It is worth noting that the numbers included here are only initial estimates drawn from currently available information. On the other hand, a hypothetical 3D-digital ark created by the Ark Encounter design team, complete with all enclosures, interior structural elements, food, and water storage, showed that everything fit extremely well with little space left over.

JUST AS NOAH TRUSTED GOD CONCERNING UNSEEN THINGS, SO TOO SHOULD WE TRUST GOD IN THE THINGS WE CANNOT WITNESS.
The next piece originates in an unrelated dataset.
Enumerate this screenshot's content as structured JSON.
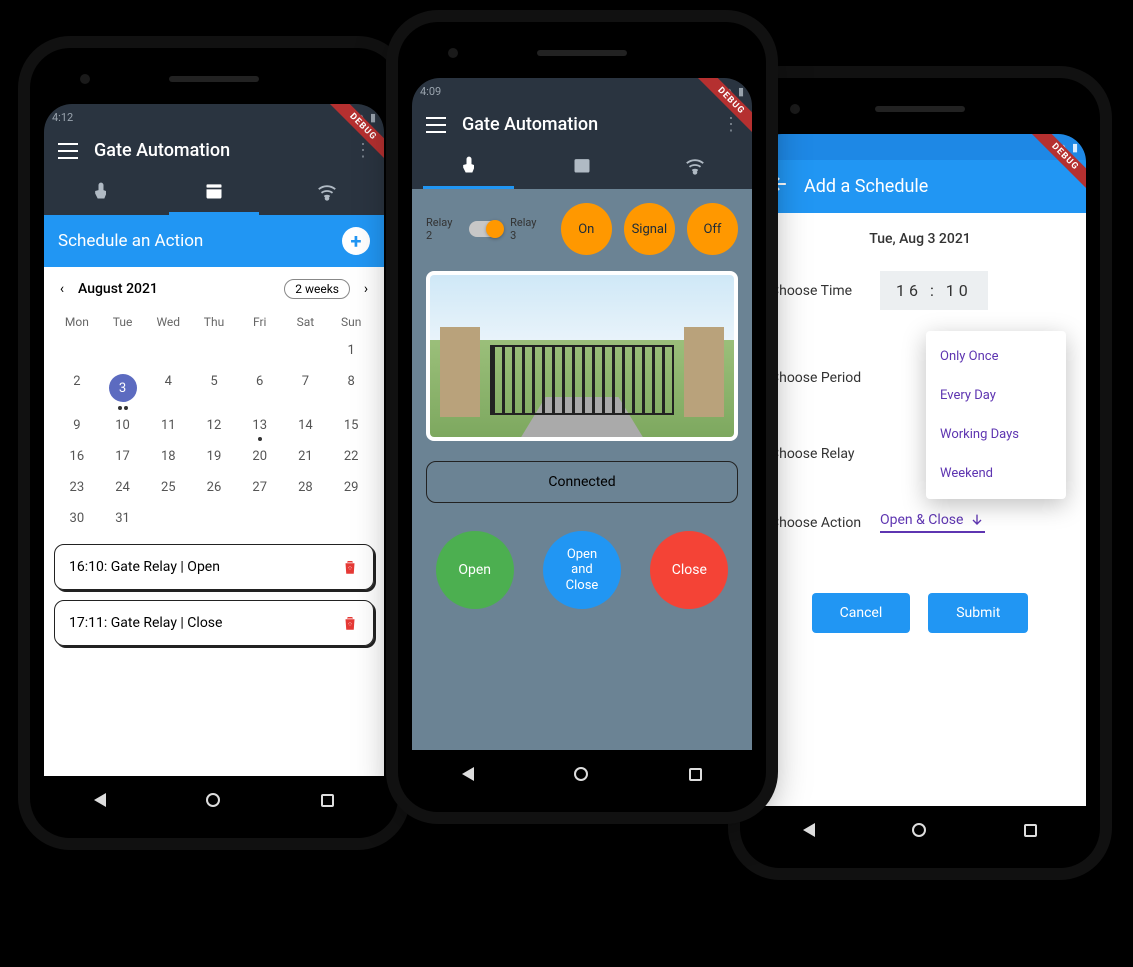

In the end, the most important reason to believe that all the right animals fit has nothing to do with spreadsheets and 3D models—as helpful as they can sometimes be. We find this reason in Hebrews 11:7, where the writer says, “By faith Noah, being warned by God concerning events as yet unseen, in reverent fear constructed an ark for the saving of his household. By this he condemned the world and became an heir of the righteousness that comes by faith.” Just as Noah trusted God concerning unseen things, so too should we trust God in the things we cannot witness. Since God provided both the ark specifications and the creatures sustained within the vessel (Genesis 6:20), we can know just as surely as Noah that they all fit and were spared the watery judgment.

Adapted, with permission, from Tim Chaffey and Laura Welch, Inside Noah’s Ark: Why It Worked (Green Forest, Arkansas: Master Books, 2016), chapter 3.

Footnotes

  1. See Inside Noah’s Ark: Why It Worked, ed. Laura Welch (Green Forest, AR: Master Books, 2016).
  2. IUCN 2014. IUCN Red List of Threatened Species. Version 2014.2. . Downloaded on 9 November 2016.
  3. See the following articles:
  4. These last two methods are admittedly subjective and play off the assumption of common design indicating common ancestry within a kind. Even though these methods are utilized, the results are seen as highly tentative since they have proven inaccurate in certain instances. But due to the limited amount of hybridization data, these are presently our best alternatives.